What you have to do
The reply should consist of the entire listing, word for word.
----
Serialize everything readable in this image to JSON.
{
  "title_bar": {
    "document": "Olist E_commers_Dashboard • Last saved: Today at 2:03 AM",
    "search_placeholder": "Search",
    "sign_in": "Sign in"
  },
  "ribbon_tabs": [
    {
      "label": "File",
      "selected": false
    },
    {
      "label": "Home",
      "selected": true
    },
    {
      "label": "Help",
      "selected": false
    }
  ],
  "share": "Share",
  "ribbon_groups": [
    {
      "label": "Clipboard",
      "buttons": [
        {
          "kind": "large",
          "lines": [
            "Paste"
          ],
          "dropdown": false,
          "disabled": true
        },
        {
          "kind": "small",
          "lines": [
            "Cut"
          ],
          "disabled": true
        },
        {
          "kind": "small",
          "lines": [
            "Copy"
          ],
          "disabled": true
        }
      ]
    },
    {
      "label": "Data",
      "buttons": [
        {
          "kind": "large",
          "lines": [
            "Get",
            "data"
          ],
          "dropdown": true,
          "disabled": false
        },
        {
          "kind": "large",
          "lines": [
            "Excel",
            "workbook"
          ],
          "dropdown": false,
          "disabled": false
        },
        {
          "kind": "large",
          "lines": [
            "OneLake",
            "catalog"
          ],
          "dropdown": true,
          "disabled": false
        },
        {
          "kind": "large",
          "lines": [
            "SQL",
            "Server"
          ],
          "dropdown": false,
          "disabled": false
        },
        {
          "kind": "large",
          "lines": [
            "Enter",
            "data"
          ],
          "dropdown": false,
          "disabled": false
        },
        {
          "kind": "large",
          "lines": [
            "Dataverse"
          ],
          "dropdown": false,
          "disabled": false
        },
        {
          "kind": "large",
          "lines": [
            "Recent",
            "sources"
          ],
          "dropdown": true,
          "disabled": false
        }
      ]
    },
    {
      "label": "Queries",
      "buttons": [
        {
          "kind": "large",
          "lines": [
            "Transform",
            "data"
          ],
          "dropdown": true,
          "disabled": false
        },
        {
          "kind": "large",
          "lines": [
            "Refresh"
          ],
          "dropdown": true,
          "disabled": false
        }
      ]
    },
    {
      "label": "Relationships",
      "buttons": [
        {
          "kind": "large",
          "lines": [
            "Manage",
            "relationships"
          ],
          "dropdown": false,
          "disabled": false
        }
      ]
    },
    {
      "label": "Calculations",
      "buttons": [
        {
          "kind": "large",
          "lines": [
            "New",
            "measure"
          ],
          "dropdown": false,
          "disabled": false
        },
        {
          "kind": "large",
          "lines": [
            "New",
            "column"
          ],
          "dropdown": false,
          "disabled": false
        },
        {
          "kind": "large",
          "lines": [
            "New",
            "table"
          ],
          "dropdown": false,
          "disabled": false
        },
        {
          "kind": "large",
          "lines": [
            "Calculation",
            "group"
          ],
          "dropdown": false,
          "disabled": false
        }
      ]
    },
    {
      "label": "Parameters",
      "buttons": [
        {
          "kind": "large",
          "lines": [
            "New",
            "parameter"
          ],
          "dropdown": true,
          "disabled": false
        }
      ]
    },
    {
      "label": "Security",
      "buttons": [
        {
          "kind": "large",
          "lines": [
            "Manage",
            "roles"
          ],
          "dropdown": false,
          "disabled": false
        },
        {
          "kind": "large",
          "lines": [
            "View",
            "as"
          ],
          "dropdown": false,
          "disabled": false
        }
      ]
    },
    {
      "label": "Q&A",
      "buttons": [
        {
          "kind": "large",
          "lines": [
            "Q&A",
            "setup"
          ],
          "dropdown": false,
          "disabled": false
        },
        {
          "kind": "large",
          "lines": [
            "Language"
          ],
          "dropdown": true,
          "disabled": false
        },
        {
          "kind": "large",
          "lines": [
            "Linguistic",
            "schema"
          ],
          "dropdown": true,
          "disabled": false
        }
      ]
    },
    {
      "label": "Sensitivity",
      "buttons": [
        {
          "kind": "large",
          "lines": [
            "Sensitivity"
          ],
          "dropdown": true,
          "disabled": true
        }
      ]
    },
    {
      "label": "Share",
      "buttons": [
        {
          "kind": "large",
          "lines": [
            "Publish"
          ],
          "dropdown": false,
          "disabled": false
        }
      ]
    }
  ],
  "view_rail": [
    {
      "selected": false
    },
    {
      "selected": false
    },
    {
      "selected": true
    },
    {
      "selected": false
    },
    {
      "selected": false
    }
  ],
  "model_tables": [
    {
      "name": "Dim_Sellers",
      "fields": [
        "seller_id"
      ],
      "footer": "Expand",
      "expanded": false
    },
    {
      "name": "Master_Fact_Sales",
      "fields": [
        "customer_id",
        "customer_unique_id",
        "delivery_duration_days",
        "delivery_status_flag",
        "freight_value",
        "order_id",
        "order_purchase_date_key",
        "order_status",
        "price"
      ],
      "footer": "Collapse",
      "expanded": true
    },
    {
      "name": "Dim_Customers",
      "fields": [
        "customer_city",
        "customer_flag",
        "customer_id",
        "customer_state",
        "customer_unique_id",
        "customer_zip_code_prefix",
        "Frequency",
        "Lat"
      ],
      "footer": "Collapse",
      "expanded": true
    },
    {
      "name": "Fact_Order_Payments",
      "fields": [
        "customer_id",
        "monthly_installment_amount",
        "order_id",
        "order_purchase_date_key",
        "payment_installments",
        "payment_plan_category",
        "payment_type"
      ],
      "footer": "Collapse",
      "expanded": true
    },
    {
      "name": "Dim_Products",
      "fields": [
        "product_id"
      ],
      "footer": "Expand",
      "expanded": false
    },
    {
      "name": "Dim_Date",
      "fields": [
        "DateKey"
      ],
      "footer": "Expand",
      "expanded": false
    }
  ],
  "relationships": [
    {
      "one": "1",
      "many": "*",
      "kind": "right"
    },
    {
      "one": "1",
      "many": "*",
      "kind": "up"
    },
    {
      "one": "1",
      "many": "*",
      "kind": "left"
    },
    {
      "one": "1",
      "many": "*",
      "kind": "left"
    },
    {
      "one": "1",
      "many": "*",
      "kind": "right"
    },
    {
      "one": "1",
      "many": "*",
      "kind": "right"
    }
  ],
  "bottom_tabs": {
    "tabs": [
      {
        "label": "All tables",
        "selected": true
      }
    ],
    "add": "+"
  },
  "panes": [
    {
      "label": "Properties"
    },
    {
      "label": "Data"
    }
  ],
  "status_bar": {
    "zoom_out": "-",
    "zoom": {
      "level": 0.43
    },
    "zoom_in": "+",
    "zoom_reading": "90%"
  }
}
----
Exercise output
Serialize everything readable in this image to JSON.
{
  "title_bar": {
    "document": "Olist E_commers_Dashboard • Last saved: Today at 2:03 AM",
    "search_placeholder": "Search",
    "sign_in": "Sign in"
  },
  "ribbon_tabs": [
    {
      "label": "File",
      "selected": false
    },
    {
      "label": "Home",
      "selected": true
    },
    {
      "label": "Help",
      "selected": false
    }
  ],
  "share": "Share",
  "ribbon_groups": [
    {
      "label": "Clipboard",
      "buttons": [
        {
          "kind": "large",
          "lines": [
            "Paste"
          ],
          "dropdown": false,
          "disabled": true
        },
        {
          "kind": "small",
          "lines": [
            "Cut"
          ],
          "disabled": true
        },
        {
          "kind": "small",
          "lines": [
            "Copy"
          ],
          "disabled": true
        }
      ]
    },
    {
      "label": "Data",
      "buttons": [
        {
          "kind": "large",
          "lines": [
            "Get",
            "data"
          ],
          "dropdown": true,
          "disabled": false
        },
        {
          "kind": "large",
          "lines": [
            "Excel",
            "workbook"
          ],
          "dropdown": false,
          "disabled": false
        },
        {
          "kind": "large",
          "lines": [
            "OneLake",
            "catalog"
          ],
          "dropdown": true,
          "disabled": false
        },
        {
          "kind": "large",
          "lines": [
            "SQL",
            "Server"
          ],
          "dropdown": false,
          "disabled": false
        },
        {
          "kind": "large",
          "lines": [
            "Enter",
            "data"
          ],
          "dropdown": false,
          "disabled": false
        },
        {
          "kind": "large",
          "lines": [
            "Dataverse"
          ],
          "dropdown": false,
          "disabled": false
        },
        {
          "kind": "large",
          "lines": [
            "Recent",
            "sources"
          ],
          "dropdown": true,
          "disabled": false
        }
      ]
    },
    {
      "label": "Queries",
      "buttons": [
        {
          "kind": "large",
          "lines": [
            "Transform",
            "data"
          ],
          "dropdown": true,
          "disabled": false
        },
        {
          "kind": "large",
          "lines": [
            "Refresh"
          ],
          "dropdown": true,
          "disabled": false
        }
      ]
    },
    {
      "label": "Relationships",
      "buttons": [
        {
          "kind": "large",
          "lines": [
            "Manage",
            "relationships"
          ],
          "dropdown": false,
          "disabled": false
        }
      ]
    },
    {
      "label": "Calculations",
      "buttons": [
        {
          "kind": "large",
          "lines": [
            "New",
            "measure"
          ],
          "dropdown": false,
          "disabled": false
        },
        {
          "kind": "large",
          "lines": [
            "New",
            "column"
          ],
          "dropdown": false,
          "disabled": false
        },
        {
          "kind": "large",
          "lines": [
            "New",
            "table"
          ],
          "dropdown": false,
          "disabled": false
        },
        {
          "kind": "large",
          "lines": [
            "Calculation",
            "group"
          ],
          "dropdown": false,
          "disabled": false
        }
      ]
    },
    {
      "label": "Parameters",
      "buttons": [
        {
          "kind": "large",
          "lines": [
            "New",
            "parameter"
          ],
          "dropdown": true,
          "disabled": false
        }
      ]
    },
    {
      "label": "Security",
      "buttons": [
        {
          "kind": "large",
          "lines": [
            "Manage",
            "roles"
          ],
          "dropdown": false,
          "disabled": false
        },
        {
          "kind": "large",
          "lines": [
            "View",
            "as"
          ],
          "dropdown": false,
          "disabled": false
        }
      ]
    },
    {
      "label": "Q&A",
      "buttons": [
        {
          "kind": "large",
          "lines": [
            "Q&A",
            "setup"
          ],
          "dropdown": false,
          "disabled": false
        },
        {
          "kind": "large",
          "lines": [
            "Language"
          ],
          "dropdown": true,
          "disabled": false
        },
        {
          "kind": "large",
          "lines": [
            "Linguistic",
            "schema"
          ],
          "dropdown": true,
          "disabled": false
        }
      ]
    },
    {
      "label": "Sensitivity",
      "buttons": [
        {
          "kind": "large",
          "lines": [
            "Sensitivity"
          ],
          "dropdown": true,
          "disabled": true
        }
      ]
    },
    {
      "label": "Share",
      "buttons": [
        {
          "kind": "large",
          "lines": [
            "Publish"
          ],
          "dropdown": false,
          "disabled": false
        }
      ]
    }
  ],
  "view_rail": [
    {
      "selected": false
    },
    {
      "selected": false
    },
    {
      "selected": true
    },
    {
      "selected": false
    },
    {
      "selected": false
    }
  ],
  "model_tables": [
    {
      "name": "Dim_Sellers",
      "fields": [
        "seller_id"
      ],
      "footer": "Expand",
      "expanded": false
    },
    {
      "name": "Master_Fact_Sales",
      "fields": [
        "customer_id",
        "customer_unique_id",
        "delivery_duration_days",
        "delivery_status_flag",
        "freight_value",
        "order_id",
        "order_purchase_date_key",
        "order_status",
        "price"
      ],
      "footer": "Collapse",
      "expanded": true
    },
    {
      "name": "Dim_Customers",
      "fields": [
        "customer_city",
        "customer_flag",
        "customer_id",
        "customer_state",
        "customer_unique_id",
        "customer_zip_code_prefix",
        "Frequency",
        "Lat"
      ],
      "footer": "Collapse",
      "expanded": true
    },
    {
      "name": "Fact_Order_Payments",
      "fields": [
        "customer_id",
        "monthly_installment_amount",
        "order_id",
        "order_purchase_date_key",
        "payment_installments",
        "payment_plan_category",
        "payment_type"
      ],
      "footer": "Collapse",
      "expanded": true
    },
    {
      "name": "Dim_Products",
      "fields": [
        "product_id"
      ],
      "footer": "Expand",
      "expanded": false
    },
    {
      "name": "Dim_Date",
      "fields": [
        "DateKey"
      ],
      "footer": "Expand",
      "expanded": false
    }
  ],
  "relationships": [
    {
      "one": "1",
      "many": "*",
      "kind": "right"
    },
    {
      "one": "1",
      "many": "*",
      "kind": "up"
    },
    {
      "one": "1",
      "many": "*",
      "kind": "left"
    },
    {
      "one": "1",
      "many": "*",
      "kind": "left"
    },
    {
      "one": "1",
      "many": "*",
      "kind": "right"
    },
    {
      "one": "1",
      "many": "*",
      "kind": "right"
    }
  ],
  "bottom_tabs": {
    "tabs": [
      {
        "label": "All tables",
        "selected": true
      }
    ],
    "add": "+"
  },
  "panes": [
    {
      "label": "Properties"
    },
    {
      "label": "Data"
    }
  ],
  "status_bar": {
    "zoom_out": "-",
    "zoom": {
      "level": 0.43
    },
    "zoom_in": "+",
    "zoom_reading": "90%"
  }
}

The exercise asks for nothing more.